Don’t look now, Baby Boomers, this one slipped away while you weren’t looking!
The AM push-button radio, the same we used to yank out of our dashboards and throw away when we replaced it with a shiny new AM/FM/8-track player, is extinct.
Now I haven’t confirmed this, but every new car I’ve seen, even the most basic economy models, have AM/FM electronic radios or better in them. But when we were kids, and even adults just a few years ago, the push-button AM radio was what you got when you bought a new car.
The push buttons were ingenious. When I was a kid, I wondered how on earth my dad’s favorite stations would come up when he hit the buttons. I thought it was amazing that Plymouth (dad always bought Plymouths) knew ahead of time where KMOX was on the dial!
Eventually, I learned that you programmed the buttons yourself. Perhaps “programmed” isn’t the best term to use, because it very low-tech. You manually found your station, pulled the button you wanted to find it with out with a mighty yank, then push it all the way back in.
As a teenager, it was great fun to get in a friend’s car and switch his WLS or WOAI buttons to, say, the local gospel station.
Every Boomer probably threw away at least a dozen of these venerable, solid-as-a-rock receivers of static-plagued AM. Perhaps we should have stashed them away instead. No doubt vintage radios have value to collectors, as well as to people looking for authentic stuff for restorations.

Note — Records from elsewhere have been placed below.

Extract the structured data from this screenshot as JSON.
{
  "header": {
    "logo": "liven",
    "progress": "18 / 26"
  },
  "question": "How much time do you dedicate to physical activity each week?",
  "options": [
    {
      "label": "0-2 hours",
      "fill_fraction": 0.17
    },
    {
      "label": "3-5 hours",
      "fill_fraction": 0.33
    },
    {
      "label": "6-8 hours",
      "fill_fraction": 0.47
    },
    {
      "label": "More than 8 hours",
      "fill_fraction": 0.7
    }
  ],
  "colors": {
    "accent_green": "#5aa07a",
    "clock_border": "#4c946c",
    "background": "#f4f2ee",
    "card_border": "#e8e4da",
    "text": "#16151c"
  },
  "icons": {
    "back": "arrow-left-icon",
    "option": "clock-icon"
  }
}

I have a sweet car stereo system now. It has a subwoofer, numerous tweeters, mid-ranges, etc., and a multimedia in-dash unit that lets me load mp3’s onto a flash drive and play them. But sometimes, I tune in a scratchy AM station just to remember what it used to sound like driving down the road.